Back in November of 1795, Latrobe (1764-1820) had departed from England, where he was born, trained under engineer John Smeaton and architect Samuel Pepys Cockerell, and began his practice. With his immigration to the US, England lost an architect who could have held his own against his contemporaries John Soane, Robert Adam and William Chambers. But his arrival in America was a huge boon. Architecture in the US (just barely the US at that point) had lagged behind Europe during the century-plus its European settlement, its designers often relying on books and the rare traveller from Over There to communicate new ideas. Latrobe brought the most up to date method of building and aesthetic concerns of the day; the new style had arrived in full form, under the direction of an architect who could direct buildings just as good as they might have been in London.

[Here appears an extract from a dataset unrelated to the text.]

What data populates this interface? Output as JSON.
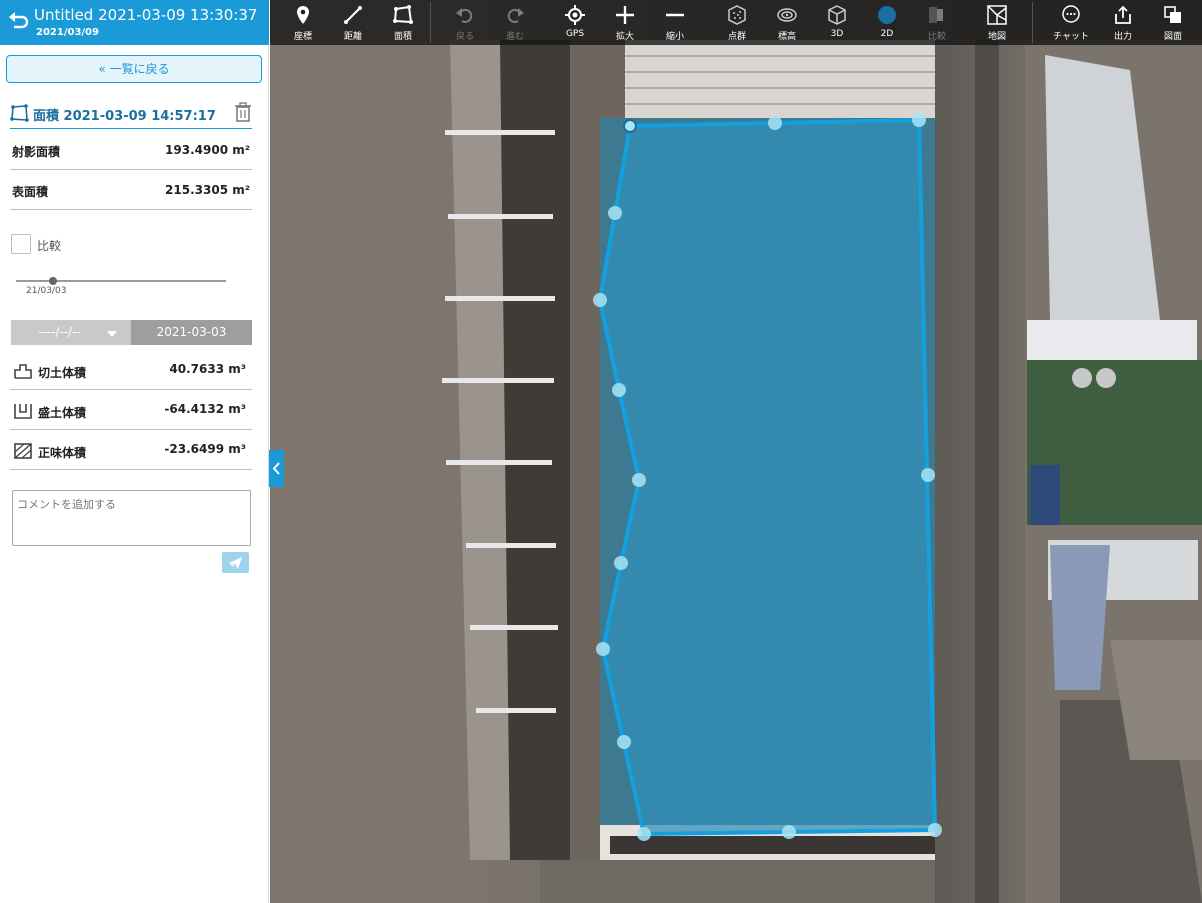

American clients were quick to identify his promise, and he completed a series of important large civic structures, and lots of private houses, first in Virginia, then Philadelphia, Washington, Baltimore, and finally New Orleans. Setting aside the argument about what constitutes the job of “architect” (which is messy, contentious and ultimately unprofitable), we won’t say that he was the first architect in the country, but will pronounce that he was one of the first to practice so far and wide, and the first, it appears, to introduce the manner of training that would become standard as the profession was being defined in the new country. A bunch of really important nineteenth-century architects (William Strickland and Thomas U. Walter, among others) descend from Latrobe’s office, making him definitely a grandfather-figure in American architecture. He wrote eloquently about the place of architecture in a democracy (more on that later), was sought out by Thomas Jefferson as architectural advisor, and man, he could build a dome. You have caught on by now that Clio loves a dome, haven’t you?
Image: Baltimore Cathedral (Clio’s)